“Many people will gloss over the dates of service but if you haven’t seen that provider in months, your identity could have been hacked.”

Elliott also says to make sure you’re being billed for the correct procedures.

“I once had my gallbladder removed, and when I got the bill the code was for a 12-year-old for a tonsillectomy and adenoidectomy.”

She says mistakes like this do happen.  “Remember that people who code and complete the claim are human, and one typo or transposed number can result in an error.”

Elliott says billing mistakes can cause insurance premiums to rise, and if you don’t catch a case of identity theft soon enough it can take a long time to fix.

Beyond staying on top of what you owe, the codes for services and procedures have a value that goes beyond your bill.

While they help explain what happened during your doctor or hospital visit to insurance companies, they also help track the public’s health. These codes can alert the Centers for Disease Control and Prevention to outbreaks and help them monitor epidemics.

Two examples are tracking the resurgence of measles, along with staying ahead of diabetes and tracking the efforts to prevent it.

Elliott says you can learn more about the codes on your medical bill by Googling them.

If you’re interested in becoming a coding specialist you can be certified through Metropolitan Community College’s coding specialist program.

It’s a one-year certificate program. It also requires a semester of prerequisite courses.

You have to apply for admission, and there are classes that begin in the fall and spring semesters.
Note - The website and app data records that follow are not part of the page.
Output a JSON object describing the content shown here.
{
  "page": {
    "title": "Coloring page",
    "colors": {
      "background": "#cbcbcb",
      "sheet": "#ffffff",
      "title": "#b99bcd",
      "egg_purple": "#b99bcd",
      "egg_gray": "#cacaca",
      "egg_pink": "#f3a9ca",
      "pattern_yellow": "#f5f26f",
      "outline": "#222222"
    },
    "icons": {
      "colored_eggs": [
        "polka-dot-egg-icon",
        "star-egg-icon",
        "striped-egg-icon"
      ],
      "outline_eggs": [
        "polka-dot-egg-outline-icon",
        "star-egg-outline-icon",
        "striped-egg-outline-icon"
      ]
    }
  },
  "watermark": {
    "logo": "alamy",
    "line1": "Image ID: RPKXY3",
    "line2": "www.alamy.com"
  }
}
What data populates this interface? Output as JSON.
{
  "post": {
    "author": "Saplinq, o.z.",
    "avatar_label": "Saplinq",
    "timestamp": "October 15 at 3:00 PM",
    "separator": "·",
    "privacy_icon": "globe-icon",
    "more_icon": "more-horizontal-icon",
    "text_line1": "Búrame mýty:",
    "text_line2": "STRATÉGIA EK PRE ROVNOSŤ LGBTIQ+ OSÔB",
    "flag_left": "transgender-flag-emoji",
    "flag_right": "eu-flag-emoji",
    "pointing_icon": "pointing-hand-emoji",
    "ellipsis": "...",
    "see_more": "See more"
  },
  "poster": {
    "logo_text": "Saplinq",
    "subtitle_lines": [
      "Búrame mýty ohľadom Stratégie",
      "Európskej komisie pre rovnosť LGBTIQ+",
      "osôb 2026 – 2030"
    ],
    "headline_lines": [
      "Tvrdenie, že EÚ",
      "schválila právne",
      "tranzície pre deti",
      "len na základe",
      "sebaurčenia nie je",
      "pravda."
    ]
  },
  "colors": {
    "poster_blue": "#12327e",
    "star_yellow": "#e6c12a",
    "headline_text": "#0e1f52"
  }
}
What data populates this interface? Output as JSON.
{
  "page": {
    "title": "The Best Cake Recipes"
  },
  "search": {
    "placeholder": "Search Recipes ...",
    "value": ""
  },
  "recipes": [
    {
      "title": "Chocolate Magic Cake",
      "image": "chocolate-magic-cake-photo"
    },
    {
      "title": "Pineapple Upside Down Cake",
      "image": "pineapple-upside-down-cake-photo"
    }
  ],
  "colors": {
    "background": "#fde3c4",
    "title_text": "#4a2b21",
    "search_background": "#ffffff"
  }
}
There’s a strong demand for people with these skills. Elliott says the average starting salary is about $35,000.